Flea biology is complex however these basics will help you understand more about this pesky creature. Adult fleas are able to travel up to 25 miles since they jump through their hind legs very strongly when trying to find hosts and mates which makes them hard to control once infested. Like any other pests, preventing an infestation is key but understanding the stages of life provides vital insight into how best to deal with an existing issue.
Physical Features of Dog-Borne Fleas

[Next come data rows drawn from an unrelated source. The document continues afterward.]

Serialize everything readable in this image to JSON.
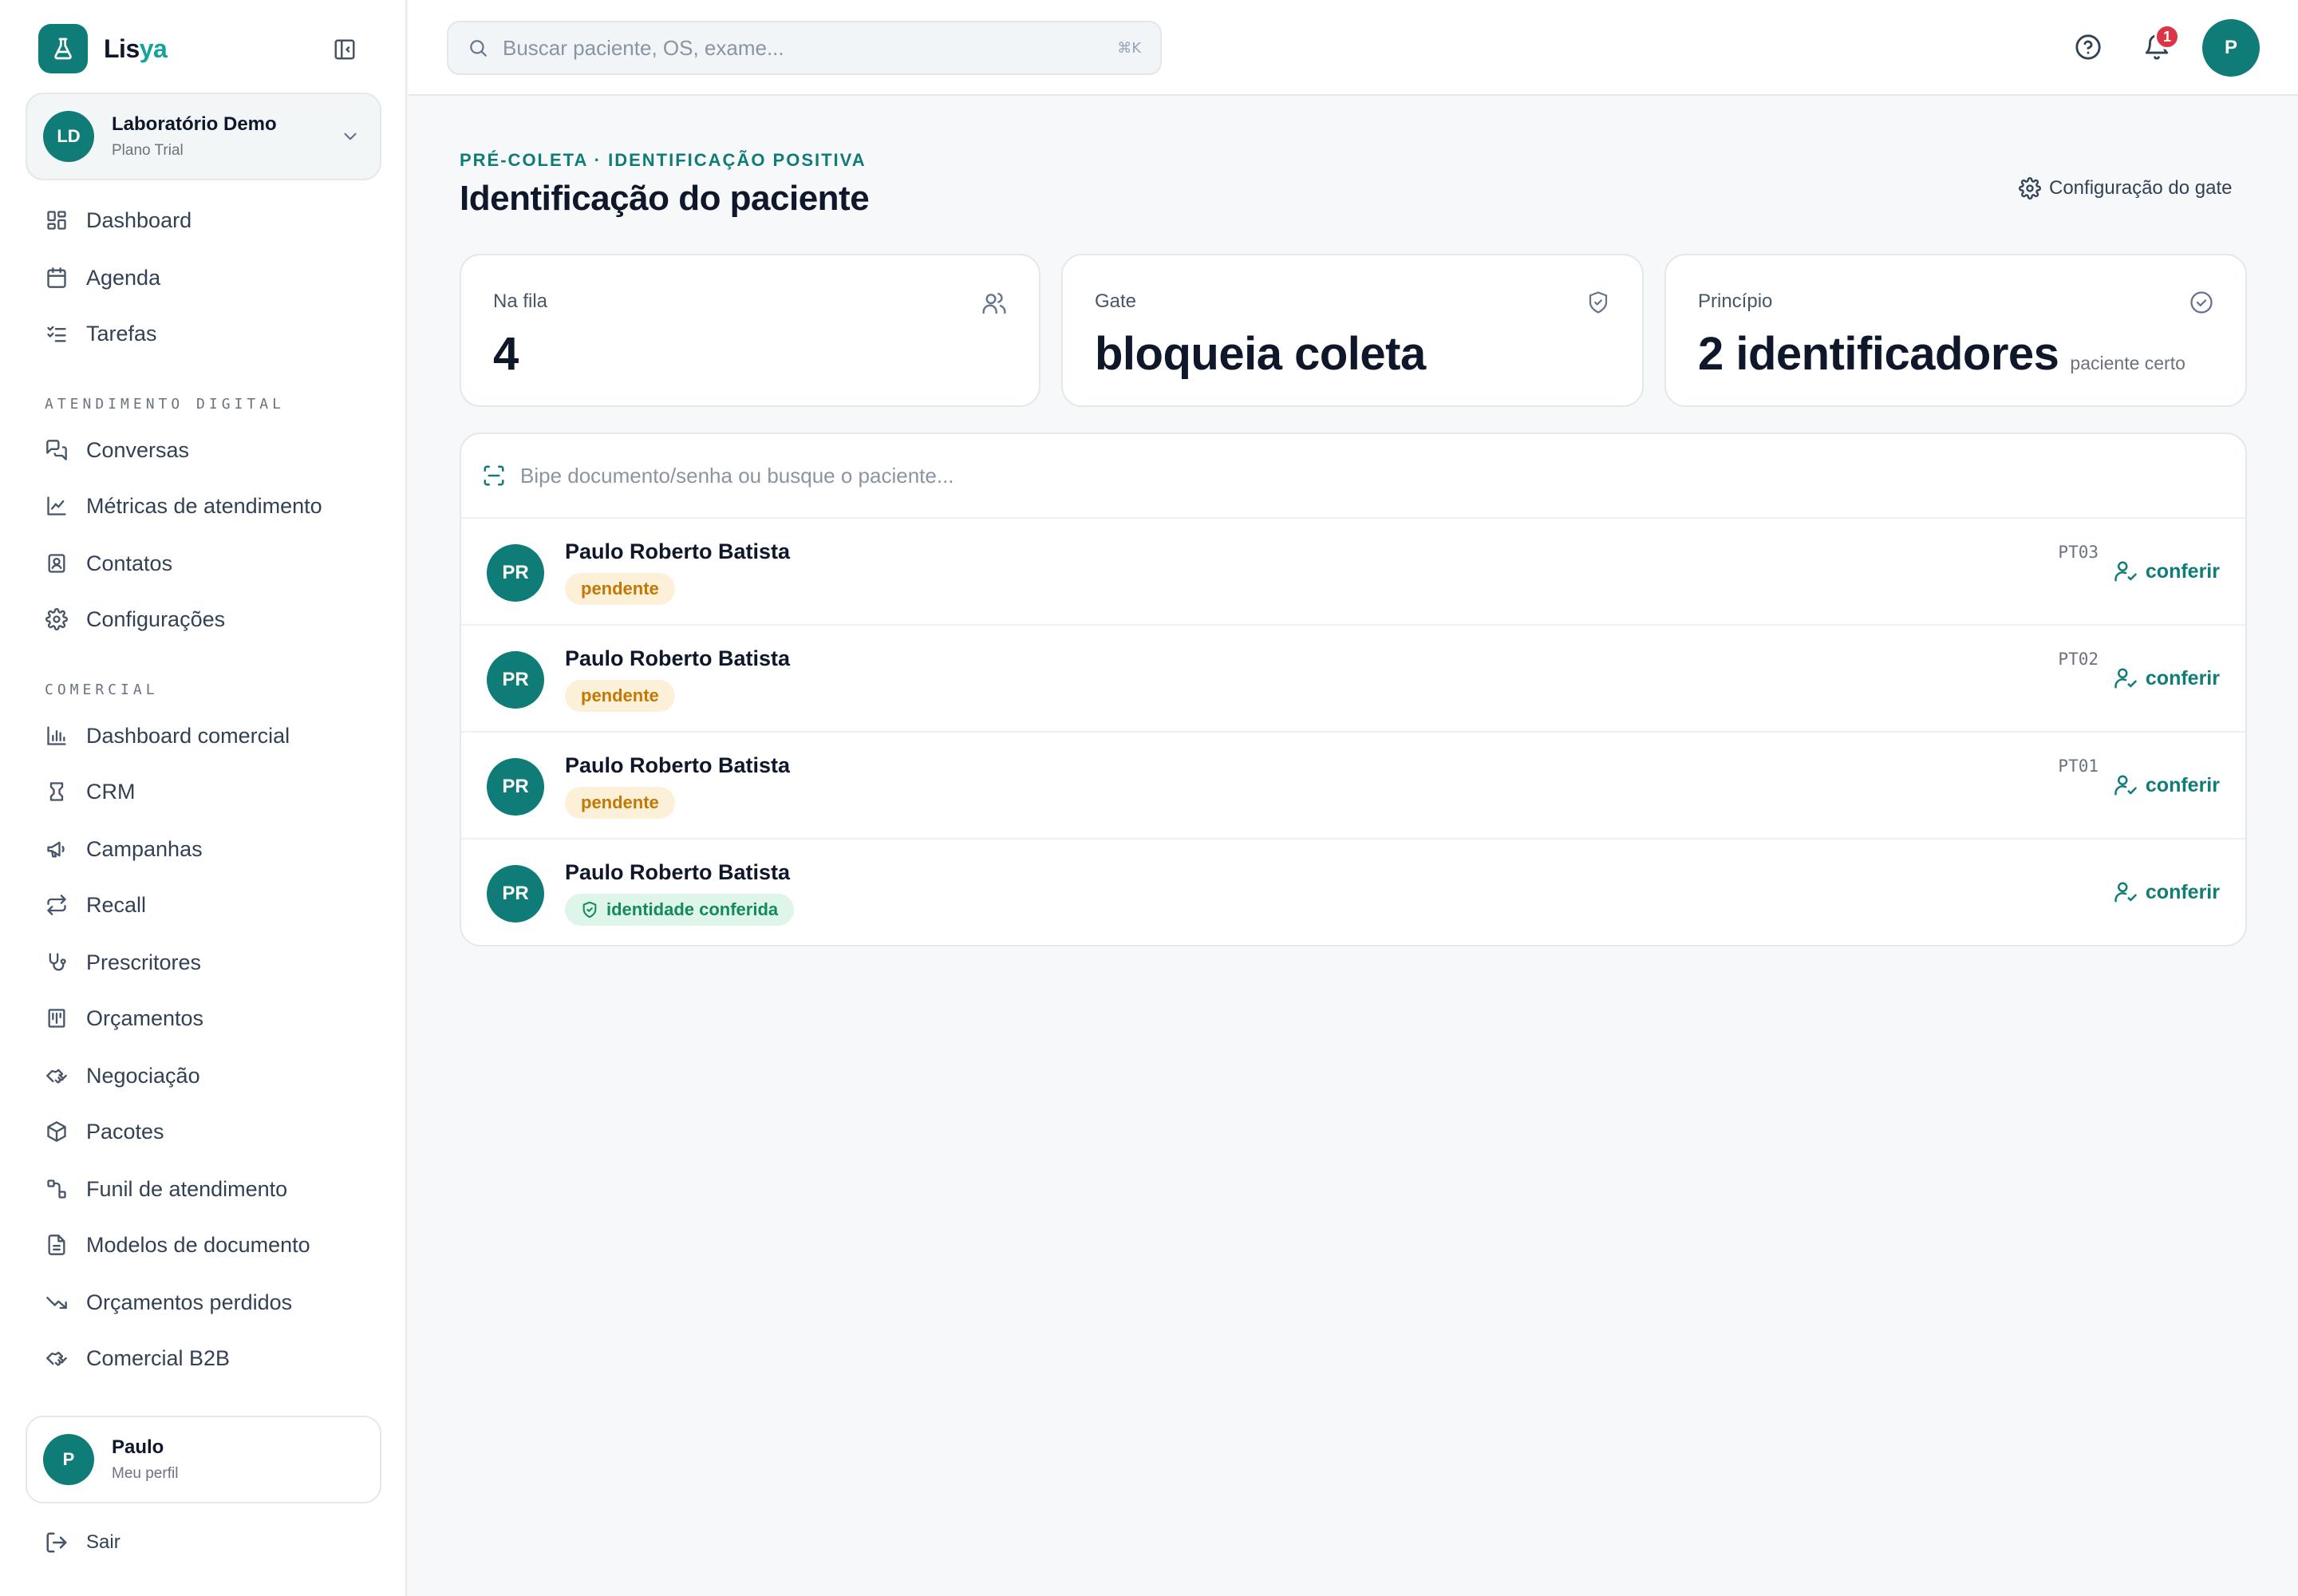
{
  "brand": {
    "name_part1": "Lis",
    "name_part2": "ya"
  },
  "organization": {
    "initials": "LD",
    "name": "Laboratório Demo",
    "plan": "Plano Trial"
  },
  "nav": {
    "main": [
      {
        "label": "Dashboard",
        "icon": "dashboard-icon"
      },
      {
        "label": "Agenda",
        "icon": "calendar-icon"
      },
      {
        "label": "Tarefas",
        "icon": "checklist-icon"
      }
    ],
    "section_digital": "ATENDIMENTO DIGITAL",
    "digital": [
      {
        "label": "Conversas",
        "icon": "chat-icon"
      },
      {
        "label": "Métricas de atendimento",
        "icon": "line-chart-icon"
      },
      {
        "label": "Contatos",
        "icon": "contacts-icon"
      },
      {
        "label": "Configurações",
        "icon": "gear-icon"
      }
    ],
    "section_comercial": "COMERCIAL",
    "comercial": [
      {
        "label": "Dashboard comercial",
        "icon": "bar-chart-icon"
      },
      {
        "label": "CRM",
        "icon": "crm-icon"
      },
      {
        "label": "Campanhas",
        "icon": "megaphone-icon"
      },
      {
        "label": "Recall",
        "icon": "repeat-icon"
      },
      {
        "label": "Prescritores",
        "icon": "stethoscope-icon"
      },
      {
        "label": "Orçamentos",
        "icon": "receipt-icon"
      },
      {
        "label": "Negociação",
        "icon": "handshake-icon"
      },
      {
        "label": "Pacotes",
        "icon": "package-icon"
      },
      {
        "label": "Funil de atendimento",
        "icon": "funnel-icon"
      },
      {
        "label": "Modelos de documento",
        "icon": "document-icon"
      },
      {
        "label": "Orçamentos perdidos",
        "icon": "trending-down-icon"
      },
      {
        "label": "Comercial B2B",
        "icon": "handshake-icon"
      }
    ]
  },
  "profile": {
    "initial": "P",
    "name": "Paulo",
    "sub": "Meu perfil"
  },
  "logout_label": "Sair",
  "topbar": {
    "search_placeholder": "Buscar paciente, OS, exame...",
    "shortcut": "⌘K",
    "notifications_count": "1",
    "user_initial": "P"
  },
  "page": {
    "eyebrow": "PRÉ-COLETA · IDENTIFICAÇÃO POSITIVA",
    "title": "Identificação do paciente",
    "gate_config_label": "Configuração do gate"
  },
  "stats": [
    {
      "label": "Na fila",
      "value": "4",
      "sub": "",
      "icon": "users-icon"
    },
    {
      "label": "Gate",
      "value": "bloqueia coleta",
      "sub": "",
      "icon": "shield-icon"
    },
    {
      "label": "Princípio",
      "value": "2 identificadores",
      "sub": "paciente certo",
      "icon": "check-circle-icon"
    }
  ],
  "queue": {
    "scan_placeholder": "Bipe documento/senha ou busque o paciente...",
    "action_label": "conferir",
    "rows": [
      {
        "initials": "PR",
        "name": "Paulo Roberto Batista",
        "status": "pendente",
        "status_type": "pending",
        "code": "PT03"
      },
      {
        "initials": "PR",
        "name": "Paulo Roberto Batista",
        "status": "pendente",
        "status_type": "pending",
        "code": "PT02"
      },
      {
        "initials": "PR",
        "name": "Paulo Roberto Batista",
        "status": "pendente",
        "status_type": "pending",
        "code": "PT01"
      },
      {
        "initials": "PR",
        "name": "Paulo Roberto Batista",
        "status": "identidade conferida",
        "status_type": "ok",
        "code": ""
      }
    ]
  },
  "colors": {
    "accent": "#0f7c77",
    "pending": "#c27803",
    "ok": "#138a5a",
    "badge": "#dc3545"
  }
}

Dog-borne fleas are small parasites that feed on the blood of their host; in this case, a dog. These parasites are typically 1-3mm in size when fully grown, and they vary between light brown to dark reddish-brown in colour. Dog-borne fleas have very short legs and their bodies are elongated and laterally flattened. The head is small, narrow and somewhat triangular in shape, while the thorax features several rows of spines which enable the flea to move easily through fur or feathers. Fleas also have several appendages including mouthparts, antennules and setae which enable them to detect vibrations as well as living or dead hosts nearby. Additionally, the legs may have special structures which enhance their grip allowing them to cling tightly onto their hosts.

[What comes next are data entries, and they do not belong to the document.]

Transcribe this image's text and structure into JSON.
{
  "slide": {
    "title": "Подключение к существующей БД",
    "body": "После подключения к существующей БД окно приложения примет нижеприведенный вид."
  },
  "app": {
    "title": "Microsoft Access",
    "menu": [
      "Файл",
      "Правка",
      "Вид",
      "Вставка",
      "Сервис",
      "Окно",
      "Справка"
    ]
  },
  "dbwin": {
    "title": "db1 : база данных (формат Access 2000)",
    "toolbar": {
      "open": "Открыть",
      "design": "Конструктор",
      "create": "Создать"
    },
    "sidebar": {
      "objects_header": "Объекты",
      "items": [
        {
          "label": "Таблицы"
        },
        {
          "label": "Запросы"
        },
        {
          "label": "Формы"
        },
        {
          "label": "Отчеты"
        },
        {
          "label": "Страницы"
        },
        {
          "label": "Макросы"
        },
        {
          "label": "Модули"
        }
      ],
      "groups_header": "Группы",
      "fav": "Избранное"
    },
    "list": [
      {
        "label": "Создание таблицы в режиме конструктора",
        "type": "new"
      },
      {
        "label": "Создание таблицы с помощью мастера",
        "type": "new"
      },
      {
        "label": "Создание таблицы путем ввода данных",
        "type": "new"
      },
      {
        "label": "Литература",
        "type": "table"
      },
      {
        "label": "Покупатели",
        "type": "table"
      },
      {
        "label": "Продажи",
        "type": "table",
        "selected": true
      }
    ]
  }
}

Treating Your Dog for an Infestation of Fleas
Flea infestations can be a pain, not just for humans but also for our dogs. Fleas can cause itchy skin, hair loss, and skin irritation in our canine companions. Fortunately, there are steps we can take to both treat and prevent this uncomfortable problem.

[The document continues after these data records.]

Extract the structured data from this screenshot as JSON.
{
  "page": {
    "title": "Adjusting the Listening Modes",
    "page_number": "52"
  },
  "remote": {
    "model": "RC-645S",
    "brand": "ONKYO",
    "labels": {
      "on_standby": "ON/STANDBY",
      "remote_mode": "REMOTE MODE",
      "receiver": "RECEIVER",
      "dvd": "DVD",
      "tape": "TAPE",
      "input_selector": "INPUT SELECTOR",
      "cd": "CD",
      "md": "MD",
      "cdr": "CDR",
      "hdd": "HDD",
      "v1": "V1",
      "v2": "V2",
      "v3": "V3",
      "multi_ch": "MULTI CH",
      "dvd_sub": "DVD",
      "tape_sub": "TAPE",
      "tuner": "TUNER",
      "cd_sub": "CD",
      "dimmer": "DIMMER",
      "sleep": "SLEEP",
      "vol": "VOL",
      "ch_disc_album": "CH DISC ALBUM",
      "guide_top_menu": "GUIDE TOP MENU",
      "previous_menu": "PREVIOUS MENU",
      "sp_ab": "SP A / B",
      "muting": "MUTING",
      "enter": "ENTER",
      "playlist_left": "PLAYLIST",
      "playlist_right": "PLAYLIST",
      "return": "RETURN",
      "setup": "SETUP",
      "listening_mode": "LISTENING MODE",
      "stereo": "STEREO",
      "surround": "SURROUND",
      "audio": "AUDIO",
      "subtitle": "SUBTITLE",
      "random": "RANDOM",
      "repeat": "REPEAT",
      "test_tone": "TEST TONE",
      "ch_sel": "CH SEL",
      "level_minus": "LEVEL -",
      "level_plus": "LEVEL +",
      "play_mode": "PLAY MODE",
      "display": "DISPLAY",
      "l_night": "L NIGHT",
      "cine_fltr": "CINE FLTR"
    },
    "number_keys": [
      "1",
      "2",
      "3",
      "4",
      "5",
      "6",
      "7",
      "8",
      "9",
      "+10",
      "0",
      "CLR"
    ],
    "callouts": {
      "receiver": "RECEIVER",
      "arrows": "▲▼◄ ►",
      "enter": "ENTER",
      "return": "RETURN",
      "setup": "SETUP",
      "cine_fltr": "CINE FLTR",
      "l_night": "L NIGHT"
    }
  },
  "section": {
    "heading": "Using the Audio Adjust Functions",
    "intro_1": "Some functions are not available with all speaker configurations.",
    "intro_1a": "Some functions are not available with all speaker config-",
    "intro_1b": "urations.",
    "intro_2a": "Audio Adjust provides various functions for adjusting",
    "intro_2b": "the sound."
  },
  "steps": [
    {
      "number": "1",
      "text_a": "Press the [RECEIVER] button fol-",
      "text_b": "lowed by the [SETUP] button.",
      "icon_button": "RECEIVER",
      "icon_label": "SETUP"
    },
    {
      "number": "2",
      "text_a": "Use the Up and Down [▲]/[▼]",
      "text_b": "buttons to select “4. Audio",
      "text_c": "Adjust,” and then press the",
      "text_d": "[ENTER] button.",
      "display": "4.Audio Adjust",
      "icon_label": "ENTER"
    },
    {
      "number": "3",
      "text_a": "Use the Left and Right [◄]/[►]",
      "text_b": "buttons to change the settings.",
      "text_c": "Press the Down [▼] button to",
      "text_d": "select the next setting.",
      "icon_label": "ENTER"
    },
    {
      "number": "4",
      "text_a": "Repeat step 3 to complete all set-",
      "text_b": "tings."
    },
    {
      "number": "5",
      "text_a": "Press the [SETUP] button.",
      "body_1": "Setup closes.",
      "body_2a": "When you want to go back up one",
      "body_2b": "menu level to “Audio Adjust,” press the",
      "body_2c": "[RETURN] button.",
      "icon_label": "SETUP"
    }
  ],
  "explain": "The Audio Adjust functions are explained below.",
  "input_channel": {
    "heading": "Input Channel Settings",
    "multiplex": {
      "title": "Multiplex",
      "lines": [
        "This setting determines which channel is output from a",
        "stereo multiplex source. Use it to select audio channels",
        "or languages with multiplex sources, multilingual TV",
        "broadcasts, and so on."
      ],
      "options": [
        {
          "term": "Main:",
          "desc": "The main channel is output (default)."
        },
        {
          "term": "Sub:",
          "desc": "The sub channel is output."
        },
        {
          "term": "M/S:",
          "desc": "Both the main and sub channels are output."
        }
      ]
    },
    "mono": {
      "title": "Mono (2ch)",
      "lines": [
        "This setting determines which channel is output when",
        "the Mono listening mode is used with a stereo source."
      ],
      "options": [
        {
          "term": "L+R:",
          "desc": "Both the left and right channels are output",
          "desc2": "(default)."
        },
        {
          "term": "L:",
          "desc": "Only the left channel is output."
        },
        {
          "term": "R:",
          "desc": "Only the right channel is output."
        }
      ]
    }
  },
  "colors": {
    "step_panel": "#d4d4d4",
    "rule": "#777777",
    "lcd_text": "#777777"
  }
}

An important first step is to talk to your vet about any signs of flea activity that your dog might be experiencing. After diagnosis, the vet will assist with treatment recommendations. Depending on the severity of the infestation, your vet may recommend over-the-counter or prescription medication to treat your dog’s flea problem. Over-the-counter medications typically contain ingredients such as fipronil, pyrethrin and permethrin which work to kill adult fleas. Prescription topical medications are more effective than over-the-counter versions and usually have a longer residual effect. Additionally, many vets now offer oral preventative pills that protect against further flea infestations.
Another way to attack an infestation is by ensuring the environment is treated as well as the pet in order to reduce ‘carryover’ effects – where new fleas hatch from eggs laid before treatment began. Vacuuming regularly (particularly heat treatments if possible) and washing bedding can help rid indoor areas of fleas; outdoors environmental treatments with sprays or insecticide powders may need to be applied if necessary. Be sure to follow all safety precautions when treating your home or yard! Ultimately, regular use of preventive products combined with frequent brushing and monitoring of your pet will ensure they stay comfortable and free of fleas season after season.
Fleas on dogs can be hard to identify, but it’s important to know what they look like in order to properly treat your pup and prevent an infestation. These parasitic pests are small, brownish-black or reddish-brown creatures with flattened bodies that appear as tiny black specks when viewed up close. They live off the blood of their host dog and thrive in warm climates or environments with high humidity. Knowing how to recognize fleas can help you treat your pup promptly before a full infestation occurs, ultimately restoring the health of your furry best friend.